Bodgery: Bungling, botched work. Probably related to botch.
The OED calls bodgery “obsolete,” and gives only one citation for the word, from the playwright Thomas Nashe, who used it in the late 16th century. (“Doe you know your owne misbegotten bodgery?”) But I encountered it just last week in the January 2014 issue of The Atlantic, in an article by James Parker titled “TV’s Post-Recession Obsession with Stuff.” (Subtitle: “What to make of all these reality programs about pawn stores, storage lockers, and hoarders?”) Here’s the relevant sentence, along with a little context:
They’re none of them very “good,” these pawn and storage shows. Which is appropriate. Quality would be the wrong thing here. I do enjoy the drowsy Cajun vibe of Swamp Pawn, with its Barry Hannah–esque cast of loopy fishermen selling each other trucks and turtle shells, but the rest of the programs smell familiarly of contrivance, bodgery, rip-off—slapdash narratives and prodded-by-the-producer freak-outs.
In his 2011 book The Story of English in 100 Words, linguist David Crystal devotes a chapter to bodgery, using it as an excuse to talk about 16th-century word coiners:

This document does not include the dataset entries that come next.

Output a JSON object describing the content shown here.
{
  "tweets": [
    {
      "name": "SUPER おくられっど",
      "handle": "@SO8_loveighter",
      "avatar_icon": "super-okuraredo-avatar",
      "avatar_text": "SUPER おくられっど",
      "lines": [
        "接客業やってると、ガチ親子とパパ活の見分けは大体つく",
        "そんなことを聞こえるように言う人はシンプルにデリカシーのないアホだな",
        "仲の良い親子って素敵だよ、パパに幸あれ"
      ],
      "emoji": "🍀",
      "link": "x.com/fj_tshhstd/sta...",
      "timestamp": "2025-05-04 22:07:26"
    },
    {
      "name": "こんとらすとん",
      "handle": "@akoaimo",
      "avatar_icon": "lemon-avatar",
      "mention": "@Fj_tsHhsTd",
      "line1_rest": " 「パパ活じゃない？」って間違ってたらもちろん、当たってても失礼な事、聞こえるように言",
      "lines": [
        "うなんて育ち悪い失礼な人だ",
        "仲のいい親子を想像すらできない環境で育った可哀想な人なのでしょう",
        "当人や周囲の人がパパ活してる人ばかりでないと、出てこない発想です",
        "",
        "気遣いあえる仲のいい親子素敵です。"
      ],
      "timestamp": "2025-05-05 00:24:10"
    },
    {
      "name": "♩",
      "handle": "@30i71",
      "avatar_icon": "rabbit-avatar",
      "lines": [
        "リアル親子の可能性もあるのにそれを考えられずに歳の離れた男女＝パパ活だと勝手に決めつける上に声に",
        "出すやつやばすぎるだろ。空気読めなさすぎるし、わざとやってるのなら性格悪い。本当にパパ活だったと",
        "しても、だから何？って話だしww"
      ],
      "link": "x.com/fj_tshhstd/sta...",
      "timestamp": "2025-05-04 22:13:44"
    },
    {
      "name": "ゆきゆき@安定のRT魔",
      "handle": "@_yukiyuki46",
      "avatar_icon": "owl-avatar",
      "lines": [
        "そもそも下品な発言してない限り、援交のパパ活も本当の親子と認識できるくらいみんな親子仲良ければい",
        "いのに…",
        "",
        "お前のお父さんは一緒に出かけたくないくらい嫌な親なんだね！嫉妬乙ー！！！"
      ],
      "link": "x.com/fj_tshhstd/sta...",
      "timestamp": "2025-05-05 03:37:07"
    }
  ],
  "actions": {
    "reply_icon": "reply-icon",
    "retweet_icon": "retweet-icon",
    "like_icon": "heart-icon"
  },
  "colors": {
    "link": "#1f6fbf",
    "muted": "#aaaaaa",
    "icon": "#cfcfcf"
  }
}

Some 16th-century poets and playwrights seem almost to have coined words for a living. Nashe was second only to Shakespeare in the number of words whose first recorded use is found in his writing – nearly 800 – and several did become a permanent part of the language, such as conundrum, grandiloquent, multifarious and balderdash. Nashe also coined a word which would one day receive new life in science fiction: earthling.
But most coined words don’t survive, Crystal observes:
The list of words that never made it has a surreal quality. From Philip Sidney we have disinvite, hangworthy, rageful and triflingness. From Edmund Spenser, disadventurous, jolliment, schoolery and adviceful. From John Marston, cockall (‘perfection’), bespirtle (‘to spot with vice’), fubbery (‘cheating’) and glibbery (‘slippery’) – creations Lewis Carroll would have been proud of. Sometimes it’s impossible to say why one word stayed and another didn’t. Why did Spenser’s tuneful catch on but his gazeful did not?
However, you can never tell what will happen. Musicry was coined by John Marston, and nobody used it after him – until 1961, when a writer revived it for a book on the arts. Nashe’s chatmate is currently the only instance of its use in the Oxford English Dictionary. But that will soon change, for in the world of chatrooms, social networking and internet dating, what do we find? Chatmates. There’s hope for bodgery yet.
For more stories about coined-word successes and failures, see Predicting New Words, by Allan Metcalf, a book I’ve cited in posts about blurb and scofflaw.
Bonus link: Tinplate Studios: Steampunk Wonders and Bodgery, an Etsy shop specializing in steampunk “ray guns, respirators, odd gadgets, and masks as well as disturbing cryptozoological anomalies under glass.”
"The Rhinoceros," by Michael Flanders and Donald Swann, calls the animal's horn "the bodger on the bounce."
Posted by: john burke | January 06, 2014 at 07:53 AM
In British English,bodgery might be obsolete but bodge isn't. A "bodge job" is used especially for incompetent general contractors who might be called "Bodgit and Scarper".
Posted by: Rachel | January 07, 2014 at 06:45 AM
I understood (from a chair bodger) that bodging was a technical term for turning poles to make decorative chair-parts; and that it refers to using a bent pole (still attached to its roots) as a whipping device to pull a cord wrapped around a lathe to turn the chair parts (a "pole lathe".
I'm surprised no dictionary you consulted would mention this.
Mr Google knows about it.
Perhaps amateur bodgers were bad at it, hence: bodged or botched job.
Posted by: Catanea | January 08, 2014 at 04:49 AM
"The bodger on the bonce" is the correct spelling. For some explanation of "bonce", which also refers to the song, see Michael Quinion's discussion at http://www.worldwidewords.org/qa/qa-bon2.htm
Posted by: Michael Vnuk | January 11, 2014 at 05:09 AM